▶ _What to do_: Would you please return the lines of the material that contain the word "Shades"?
***** Source records *****
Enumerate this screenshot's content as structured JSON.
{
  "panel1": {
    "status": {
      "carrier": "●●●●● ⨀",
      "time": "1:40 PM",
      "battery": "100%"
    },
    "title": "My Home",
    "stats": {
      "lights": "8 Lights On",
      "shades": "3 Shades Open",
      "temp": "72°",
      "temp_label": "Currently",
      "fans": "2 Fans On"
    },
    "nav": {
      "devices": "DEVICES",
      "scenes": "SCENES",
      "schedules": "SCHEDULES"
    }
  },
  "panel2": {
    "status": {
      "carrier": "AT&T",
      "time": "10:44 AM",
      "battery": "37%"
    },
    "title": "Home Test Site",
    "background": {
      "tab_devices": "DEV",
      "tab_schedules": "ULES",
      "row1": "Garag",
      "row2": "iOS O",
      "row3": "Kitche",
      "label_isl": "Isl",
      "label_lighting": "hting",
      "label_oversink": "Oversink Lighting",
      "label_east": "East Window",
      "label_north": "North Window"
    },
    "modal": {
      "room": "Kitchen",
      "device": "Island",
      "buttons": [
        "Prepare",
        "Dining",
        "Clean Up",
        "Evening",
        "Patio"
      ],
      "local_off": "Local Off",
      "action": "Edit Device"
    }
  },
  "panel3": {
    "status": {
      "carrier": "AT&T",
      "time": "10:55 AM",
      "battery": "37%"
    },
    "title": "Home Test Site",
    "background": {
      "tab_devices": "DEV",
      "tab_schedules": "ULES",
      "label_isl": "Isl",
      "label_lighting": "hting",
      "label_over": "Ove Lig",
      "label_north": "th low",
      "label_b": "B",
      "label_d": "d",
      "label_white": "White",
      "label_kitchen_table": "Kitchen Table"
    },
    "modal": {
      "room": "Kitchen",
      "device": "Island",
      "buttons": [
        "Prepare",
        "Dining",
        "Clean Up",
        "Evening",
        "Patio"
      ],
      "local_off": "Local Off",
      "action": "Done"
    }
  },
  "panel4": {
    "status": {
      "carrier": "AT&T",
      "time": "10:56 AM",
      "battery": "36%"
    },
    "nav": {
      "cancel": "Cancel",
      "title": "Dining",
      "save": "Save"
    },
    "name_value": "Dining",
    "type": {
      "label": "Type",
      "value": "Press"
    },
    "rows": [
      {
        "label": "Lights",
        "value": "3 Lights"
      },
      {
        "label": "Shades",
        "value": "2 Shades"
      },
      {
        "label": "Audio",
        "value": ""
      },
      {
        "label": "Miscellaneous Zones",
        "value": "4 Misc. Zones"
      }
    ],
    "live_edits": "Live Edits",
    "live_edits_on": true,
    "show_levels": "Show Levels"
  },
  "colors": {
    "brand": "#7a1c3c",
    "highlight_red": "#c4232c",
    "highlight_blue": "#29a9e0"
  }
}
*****
▶ _Completed exercise_:
      "shades": "3 Shades Open",
        "label": "Shades",
        "value": "2 Shades"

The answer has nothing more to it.